Record set section start

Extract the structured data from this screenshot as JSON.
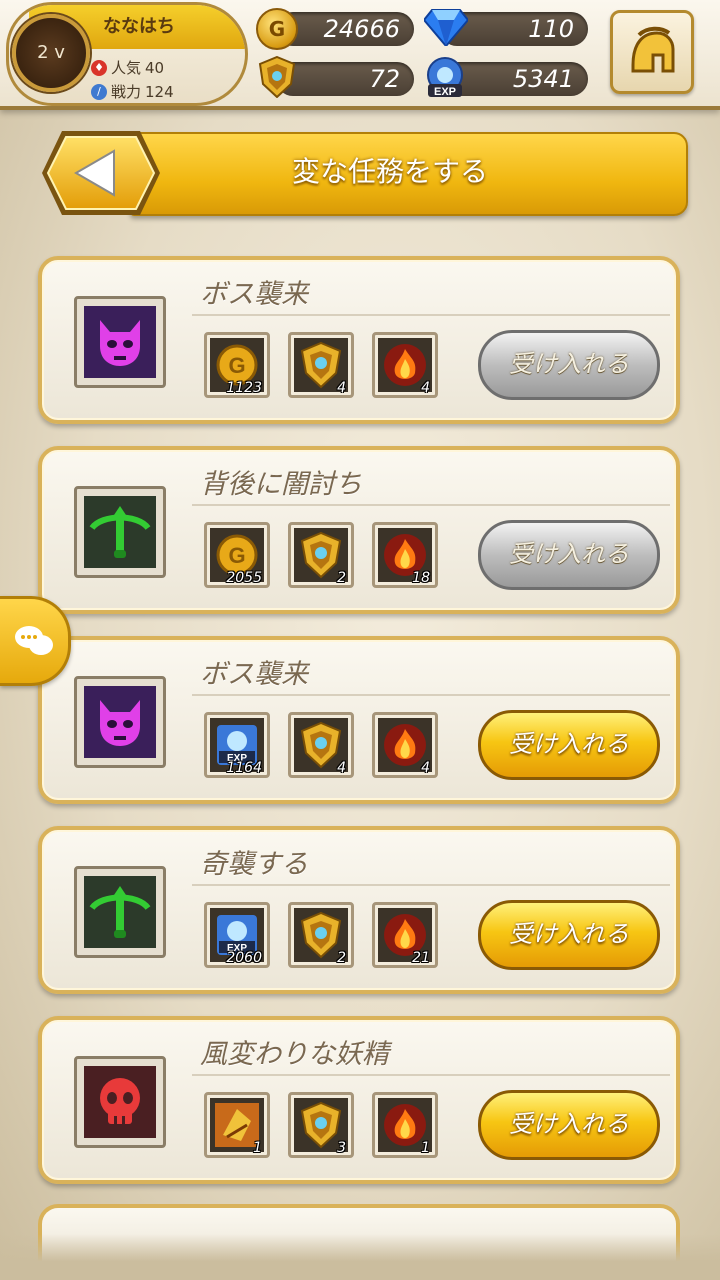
{
  "player": {
    "name": "ななはち",
    "level": "2 v",
    "popularity_label": "人気",
    "popularity": "40",
    "power_label": "戦力",
    "power": "124"
  },
  "resources": {
    "gold": "24666",
    "gems": "110",
    "shields": "72",
    "exp": "5341",
    "gold_icon_letter": "G",
    "exp_icon_label": "EXP"
  },
  "screen": {
    "title": "変な任務をする"
  },
  "missions": [
    {
      "title": "ボス襲来",
      "icon": "purple-demon-skull",
      "rewards": [
        {
          "type": "gold",
          "qty": "1123"
        },
        {
          "type": "shield",
          "qty": "4"
        },
        {
          "type": "fire",
          "qty": "4"
        }
      ],
      "button": "受け入れる",
      "button_state": "disabled"
    },
    {
      "title": "背後に闇討ち",
      "icon": "green-crossbow",
      "rewards": [
        {
          "type": "gold",
          "qty": "2055"
        },
        {
          "type": "shield",
          "qty": "2"
        },
        {
          "type": "fire",
          "qty": "18"
        }
      ],
      "button": "受け入れる",
      "button_state": "disabled"
    },
    {
      "title": "ボス襲来",
      "icon": "purple-demon-skull",
      "rewards": [
        {
          "type": "exp",
          "qty": "1164"
        },
        {
          "type": "shield",
          "qty": "4"
        },
        {
          "type": "fire",
          "qty": "4"
        }
      ],
      "button": "受け入れる",
      "button_state": "active"
    },
    {
      "title": "奇襲する",
      "icon": "green-crossbow",
      "rewards": [
        {
          "type": "exp",
          "qty": "2060"
        },
        {
          "type": "shield",
          "qty": "2"
        },
        {
          "type": "fire",
          "qty": "21"
        }
      ],
      "button": "受け入れる",
      "button_state": "active"
    },
    {
      "title": "風変わりな妖精",
      "icon": "red-skull",
      "rewards": [
        {
          "type": "scroll",
          "qty": "1"
        },
        {
          "type": "shield",
          "qty": "3"
        },
        {
          "type": "fire",
          "qty": "1"
        }
      ],
      "button": "受け入れる",
      "button_state": "active"
    }
  ],
  "colors": {
    "accent_gold": "#f0b710",
    "card_border": "#d9b25a",
    "gray_button": "#a8a8a8",
    "purple_icon": "#e040e8",
    "green_icon": "#33cc33",
    "red_icon": "#e83a3a"
  }
}
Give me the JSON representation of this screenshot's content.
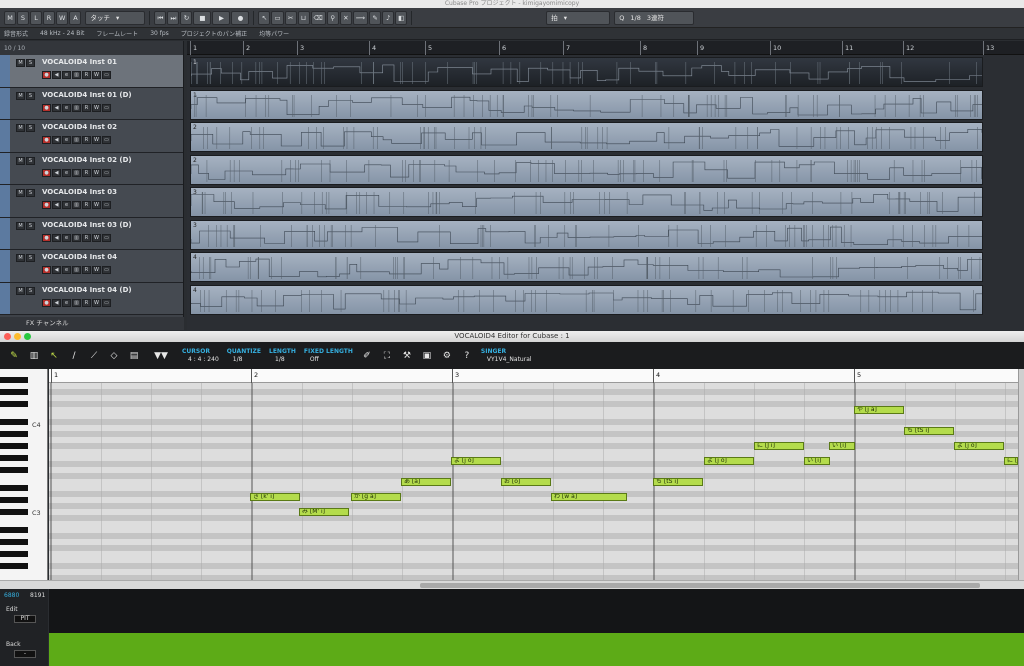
{
  "title_bar": {
    "text": "Cubase Pro プロジェクト - kimigayomimicopy"
  },
  "toolbar": {
    "buttons": [
      "M",
      "S",
      "L",
      "R",
      "W",
      "A"
    ],
    "automation_mode": "タッチ",
    "quantize": "1/8",
    "quantize_mode": "3連符",
    "snap_type": "拍"
  },
  "info_bar": {
    "items": [
      "録音形式",
      "48 kHz - 24 Bit",
      "フレームレート",
      "30 fps",
      "プロジェクトのパン補正",
      "均等パワー"
    ]
  },
  "tracklist": {
    "count": "10 / 10",
    "tracks": [
      {
        "name": "VOCALOID4 Inst 01",
        "selected": true
      },
      {
        "name": "VOCALOID4 Inst 01 (D)",
        "selected": false
      },
      {
        "name": "VOCALOID4 Inst 02",
        "selected": false
      },
      {
        "name": "VOCALOID4 Inst 02 (D)",
        "selected": false
      },
      {
        "name": "VOCALOID4 Inst 03",
        "selected": false
      },
      {
        "name": "VOCALOID4 Inst 03 (D)",
        "selected": false
      },
      {
        "name": "VOCALOID4 Inst 04",
        "selected": false
      },
      {
        "name": "VOCALOID4 Inst 04 (D)",
        "selected": false
      }
    ],
    "fx_channel": "FX チャンネル"
  },
  "arrange": {
    "bars": [
      "1",
      "2",
      "3",
      "4",
      "5",
      "6",
      "7",
      "8",
      "9",
      "10",
      "11",
      "12",
      "13"
    ],
    "lane_numbers": [
      "1",
      "1",
      "2",
      "2",
      "3",
      "3",
      "4",
      "4"
    ]
  },
  "editor": {
    "window_title": "VOCALOID4 Editor for Cubase : 1",
    "cursor_label": "CURSOR",
    "cursor_value": "4 : 4 : 240",
    "quantize_label": "QUANTIZE",
    "quantize_value": "1/8",
    "length_label": "LENGTH",
    "length_value": "1/8",
    "fixed_length_label": "FIXED LENGTH",
    "fixed_length_value": "Off",
    "singer_label": "SINGER",
    "singer_value": "VY1V4_Natural",
    "bars": [
      "1",
      "2",
      "3",
      "4",
      "5"
    ],
    "key_labels": [
      "C4",
      "C3"
    ],
    "notes": [
      {
        "lyric": "き [k' i]",
        "pos": 0
      },
      {
        "lyric": "み [M' i]",
        "pos": 1
      },
      {
        "lyric": "が [g a]",
        "pos": 2
      },
      {
        "lyric": "あ [a]",
        "pos": 3
      },
      {
        "lyric": "よ [j o]",
        "pos": 4
      },
      {
        "lyric": "お [o]",
        "pos": 5
      },
      {
        "lyric": "わ [w a]",
        "pos": 6
      },
      {
        "lyric": "ち [tS i]",
        "pos": 7
      },
      {
        "lyric": "よ [j o]",
        "pos": 8
      },
      {
        "lyric": "に [J i]",
        "pos": 9
      },
      {
        "lyric": "い [i]",
        "pos": 10
      },
      {
        "lyric": "い [i]",
        "pos": 11
      },
      {
        "lyric": "や [j a]",
        "pos": 12
      },
      {
        "lyric": "ち [tS i]",
        "pos": 13
      },
      {
        "lyric": "よ [j o]",
        "pos": 14
      },
      {
        "lyric": "に [J i]",
        "pos": 15
      }
    ]
  },
  "control_panel": {
    "value_a": "6880",
    "value_b": "8191",
    "edit_label": "Edit",
    "edit_param": "PIT",
    "back_label": "Back",
    "back_param": "-"
  }
}
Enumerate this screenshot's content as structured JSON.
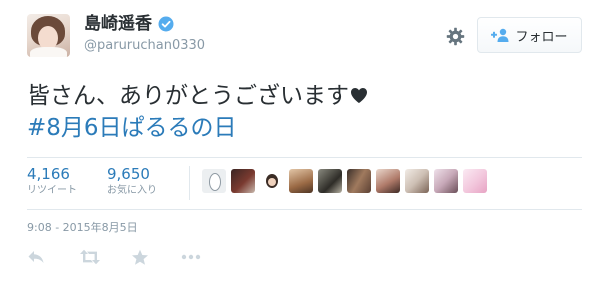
{
  "user": {
    "display_name": "島崎遥香",
    "screen_name": "@paruruchan0330"
  },
  "follow_button": {
    "label": "フォロー"
  },
  "tweet": {
    "line1": "皆さん、ありがとうございます",
    "line2": "#8月6日ぱるるの日"
  },
  "stats": {
    "retweets": {
      "count": "4,166",
      "label": "リツイート"
    },
    "likes": {
      "count": "9,650",
      "label": "お気に入り"
    }
  },
  "timestamp": "9:08 - 2015年8月5日",
  "colors": {
    "link": "#2b7bb9",
    "muted": "#8899a6",
    "text": "#292f33",
    "verified": "#55acee",
    "border": "#e1e8ed"
  },
  "icons": [
    "verified-badge-icon",
    "gear-icon",
    "follow-person-icon",
    "heart-icon",
    "reply-icon",
    "retweet-icon",
    "favorite-star-icon",
    "more-icon"
  ]
}
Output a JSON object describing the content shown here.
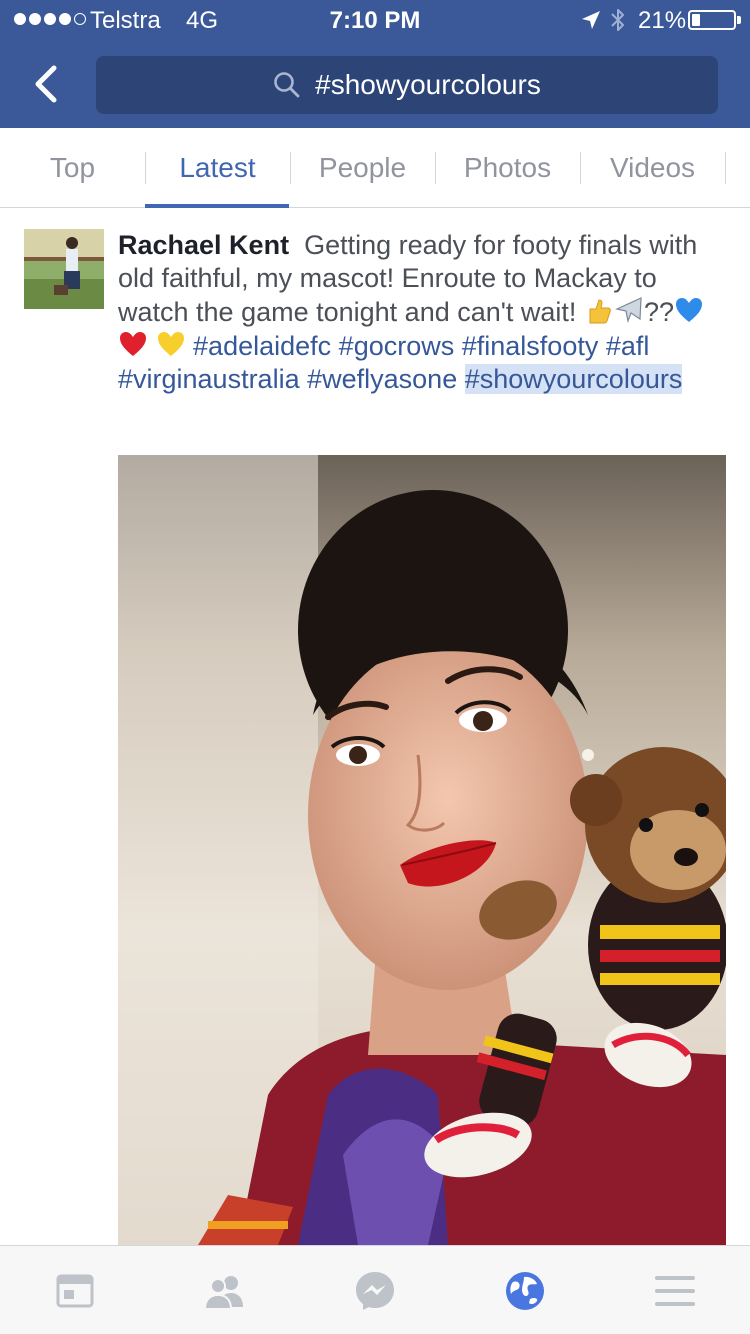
{
  "status_bar": {
    "carrier": "Telstra",
    "network": "4G",
    "time": "7:10 PM",
    "battery": "21%",
    "battery_level": 0.21,
    "signal_bars_filled": 4,
    "signal_bars_total": 5
  },
  "search": {
    "query": "#showyourcolours",
    "icon": "search-icon"
  },
  "tabs": [
    {
      "label": "Top",
      "active": false
    },
    {
      "label": "Latest",
      "active": true
    },
    {
      "label": "People",
      "active": false
    },
    {
      "label": "Photos",
      "active": false
    },
    {
      "label": "Videos",
      "active": false
    }
  ],
  "post": {
    "author": "Rachael Kent",
    "text_before_emoji": "Getting ready for footy finals with old faithful, my mascot! Enroute to Mackay to watch the game tonight and can't wait!",
    "emoji_gap": "??",
    "hashtags": [
      "#adelaidefc",
      "#gocrows",
      "#finalsfooty",
      "#afl",
      "#virginaustralia",
      "#weflyasone",
      "#showyourcolours"
    ],
    "highlighted_hashtag_index": 6
  },
  "bottom_nav": [
    {
      "icon": "news-feed-icon",
      "active": false
    },
    {
      "icon": "friends-icon",
      "active": false
    },
    {
      "icon": "messenger-icon",
      "active": false
    },
    {
      "icon": "globe-icon",
      "active": true
    },
    {
      "icon": "menu-icon",
      "active": false
    }
  ],
  "colors": {
    "brand": "#3b5998",
    "search_box": "#2c4476",
    "active": "#4267b2",
    "link": "#365899",
    "inactive_icon": "#bec2c9"
  }
}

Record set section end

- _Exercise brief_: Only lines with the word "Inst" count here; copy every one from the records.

- _Result of this task_:
        "name": "VOCALOID4 Inst 01",
        "name": "VOCALOID4 Inst 01 (D)",
        "name": "VOCALOID4 Inst 02",
        "name": "VOCALOID4 Inst 02 (D)",
        "name": "VOCALOID4 Inst 03",
        "name": "VOCALOID4 Inst 03 (D)",
        "name": "VOCALOID4 Inst 04",
        "name": "VOCALOID4 Inst 04 (D)",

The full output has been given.